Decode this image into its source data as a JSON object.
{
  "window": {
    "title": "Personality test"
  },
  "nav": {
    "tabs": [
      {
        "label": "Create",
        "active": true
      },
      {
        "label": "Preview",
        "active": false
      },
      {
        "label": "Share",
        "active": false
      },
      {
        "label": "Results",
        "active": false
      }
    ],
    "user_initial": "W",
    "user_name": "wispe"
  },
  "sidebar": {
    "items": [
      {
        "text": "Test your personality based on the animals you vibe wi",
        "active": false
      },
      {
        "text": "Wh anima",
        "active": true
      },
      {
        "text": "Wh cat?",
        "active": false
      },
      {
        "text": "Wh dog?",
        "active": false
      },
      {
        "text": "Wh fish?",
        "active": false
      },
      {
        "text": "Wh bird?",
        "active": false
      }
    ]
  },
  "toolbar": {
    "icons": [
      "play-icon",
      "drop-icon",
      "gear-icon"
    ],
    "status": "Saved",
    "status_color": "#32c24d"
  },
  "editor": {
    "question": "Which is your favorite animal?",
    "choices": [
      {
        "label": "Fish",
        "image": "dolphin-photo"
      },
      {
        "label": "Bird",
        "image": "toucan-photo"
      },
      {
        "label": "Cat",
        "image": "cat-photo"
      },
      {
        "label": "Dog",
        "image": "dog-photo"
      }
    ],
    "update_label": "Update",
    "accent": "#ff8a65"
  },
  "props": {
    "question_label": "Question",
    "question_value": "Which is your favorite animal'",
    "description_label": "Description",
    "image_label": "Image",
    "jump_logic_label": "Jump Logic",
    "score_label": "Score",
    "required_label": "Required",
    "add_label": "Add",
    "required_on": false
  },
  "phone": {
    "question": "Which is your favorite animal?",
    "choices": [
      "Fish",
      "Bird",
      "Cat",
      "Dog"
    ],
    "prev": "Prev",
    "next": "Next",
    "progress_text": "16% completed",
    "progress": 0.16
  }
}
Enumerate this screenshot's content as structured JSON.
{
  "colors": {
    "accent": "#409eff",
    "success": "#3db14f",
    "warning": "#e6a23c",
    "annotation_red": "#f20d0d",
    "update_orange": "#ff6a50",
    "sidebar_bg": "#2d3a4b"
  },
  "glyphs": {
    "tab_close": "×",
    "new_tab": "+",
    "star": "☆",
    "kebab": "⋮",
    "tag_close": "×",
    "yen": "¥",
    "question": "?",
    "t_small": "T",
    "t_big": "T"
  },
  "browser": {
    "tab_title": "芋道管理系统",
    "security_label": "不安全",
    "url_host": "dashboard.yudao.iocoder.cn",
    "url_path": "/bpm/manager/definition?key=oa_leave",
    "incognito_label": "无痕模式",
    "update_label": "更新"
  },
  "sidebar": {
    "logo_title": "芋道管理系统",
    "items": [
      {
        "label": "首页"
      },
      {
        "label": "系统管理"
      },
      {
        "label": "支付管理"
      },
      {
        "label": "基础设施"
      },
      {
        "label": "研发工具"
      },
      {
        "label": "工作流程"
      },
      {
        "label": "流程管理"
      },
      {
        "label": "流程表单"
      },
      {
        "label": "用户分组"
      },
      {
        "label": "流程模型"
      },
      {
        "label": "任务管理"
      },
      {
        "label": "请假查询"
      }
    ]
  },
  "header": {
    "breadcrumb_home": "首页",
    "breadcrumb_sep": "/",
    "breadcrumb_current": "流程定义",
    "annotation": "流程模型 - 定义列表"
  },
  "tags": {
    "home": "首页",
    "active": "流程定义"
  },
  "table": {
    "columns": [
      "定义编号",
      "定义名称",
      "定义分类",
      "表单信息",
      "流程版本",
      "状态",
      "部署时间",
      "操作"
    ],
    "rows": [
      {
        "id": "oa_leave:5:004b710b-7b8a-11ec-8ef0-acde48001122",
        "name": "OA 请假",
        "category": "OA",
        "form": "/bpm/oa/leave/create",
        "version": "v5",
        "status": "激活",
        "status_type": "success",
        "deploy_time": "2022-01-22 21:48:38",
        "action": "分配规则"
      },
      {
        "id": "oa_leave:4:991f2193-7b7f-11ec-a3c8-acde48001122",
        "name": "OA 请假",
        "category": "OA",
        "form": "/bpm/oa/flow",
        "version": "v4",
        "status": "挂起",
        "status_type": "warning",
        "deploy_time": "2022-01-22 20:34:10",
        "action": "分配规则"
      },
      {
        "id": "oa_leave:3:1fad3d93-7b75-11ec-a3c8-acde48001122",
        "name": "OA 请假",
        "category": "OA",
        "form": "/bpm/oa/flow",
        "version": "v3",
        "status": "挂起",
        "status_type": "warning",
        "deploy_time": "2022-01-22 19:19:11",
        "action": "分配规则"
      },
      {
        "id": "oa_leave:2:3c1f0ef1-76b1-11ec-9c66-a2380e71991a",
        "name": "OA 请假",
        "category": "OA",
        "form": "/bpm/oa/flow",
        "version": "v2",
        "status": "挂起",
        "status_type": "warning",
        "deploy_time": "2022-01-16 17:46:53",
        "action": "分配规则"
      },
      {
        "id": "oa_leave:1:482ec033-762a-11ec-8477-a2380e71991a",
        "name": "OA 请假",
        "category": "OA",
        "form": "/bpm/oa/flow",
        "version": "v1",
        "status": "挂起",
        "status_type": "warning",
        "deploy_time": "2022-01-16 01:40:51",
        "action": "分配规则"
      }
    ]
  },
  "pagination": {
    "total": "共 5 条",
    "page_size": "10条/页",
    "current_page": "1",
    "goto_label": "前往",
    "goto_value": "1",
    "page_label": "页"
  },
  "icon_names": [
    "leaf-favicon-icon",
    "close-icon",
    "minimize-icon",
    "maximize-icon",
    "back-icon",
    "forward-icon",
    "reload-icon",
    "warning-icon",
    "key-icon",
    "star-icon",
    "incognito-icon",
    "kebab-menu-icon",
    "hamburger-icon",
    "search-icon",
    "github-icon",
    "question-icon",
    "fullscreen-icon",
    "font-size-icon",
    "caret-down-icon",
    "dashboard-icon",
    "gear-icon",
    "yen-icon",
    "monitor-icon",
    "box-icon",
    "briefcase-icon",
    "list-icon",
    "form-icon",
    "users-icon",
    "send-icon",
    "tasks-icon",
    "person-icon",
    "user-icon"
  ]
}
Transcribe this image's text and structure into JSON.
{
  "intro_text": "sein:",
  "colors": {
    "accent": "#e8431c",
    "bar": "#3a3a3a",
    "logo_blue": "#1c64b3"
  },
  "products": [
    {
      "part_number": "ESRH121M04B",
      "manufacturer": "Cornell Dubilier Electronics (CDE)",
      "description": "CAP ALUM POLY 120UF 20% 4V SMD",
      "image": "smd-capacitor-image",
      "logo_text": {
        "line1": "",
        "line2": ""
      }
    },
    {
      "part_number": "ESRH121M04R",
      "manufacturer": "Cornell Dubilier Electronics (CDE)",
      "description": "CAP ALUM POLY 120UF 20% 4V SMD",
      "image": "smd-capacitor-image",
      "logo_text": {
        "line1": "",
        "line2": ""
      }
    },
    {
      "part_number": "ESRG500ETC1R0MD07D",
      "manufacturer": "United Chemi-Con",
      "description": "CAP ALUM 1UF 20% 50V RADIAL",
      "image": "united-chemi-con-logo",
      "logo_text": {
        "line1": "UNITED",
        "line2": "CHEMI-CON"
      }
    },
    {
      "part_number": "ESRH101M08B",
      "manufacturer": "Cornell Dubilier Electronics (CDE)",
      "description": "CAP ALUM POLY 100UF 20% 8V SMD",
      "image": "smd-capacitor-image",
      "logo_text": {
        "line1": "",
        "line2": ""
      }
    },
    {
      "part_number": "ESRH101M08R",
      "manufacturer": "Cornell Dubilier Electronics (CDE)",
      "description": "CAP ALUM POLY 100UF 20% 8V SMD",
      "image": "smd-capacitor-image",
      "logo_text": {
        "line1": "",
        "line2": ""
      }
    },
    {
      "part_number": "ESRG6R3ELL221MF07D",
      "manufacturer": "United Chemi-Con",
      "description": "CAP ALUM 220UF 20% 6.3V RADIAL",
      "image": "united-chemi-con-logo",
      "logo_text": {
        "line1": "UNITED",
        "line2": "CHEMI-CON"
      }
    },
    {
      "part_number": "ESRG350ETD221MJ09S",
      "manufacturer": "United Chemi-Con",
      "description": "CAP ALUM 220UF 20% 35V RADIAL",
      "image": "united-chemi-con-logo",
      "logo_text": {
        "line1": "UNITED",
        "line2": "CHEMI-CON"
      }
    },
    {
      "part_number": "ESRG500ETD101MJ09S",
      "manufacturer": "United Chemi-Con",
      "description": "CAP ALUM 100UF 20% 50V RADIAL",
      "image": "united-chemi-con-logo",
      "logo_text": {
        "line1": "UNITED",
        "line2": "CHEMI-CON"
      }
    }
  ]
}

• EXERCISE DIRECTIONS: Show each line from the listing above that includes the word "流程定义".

• SOLUTION TO THIS EXERCISE:
    "breadcrumb_current": "流程定义",
    "active": "流程定义"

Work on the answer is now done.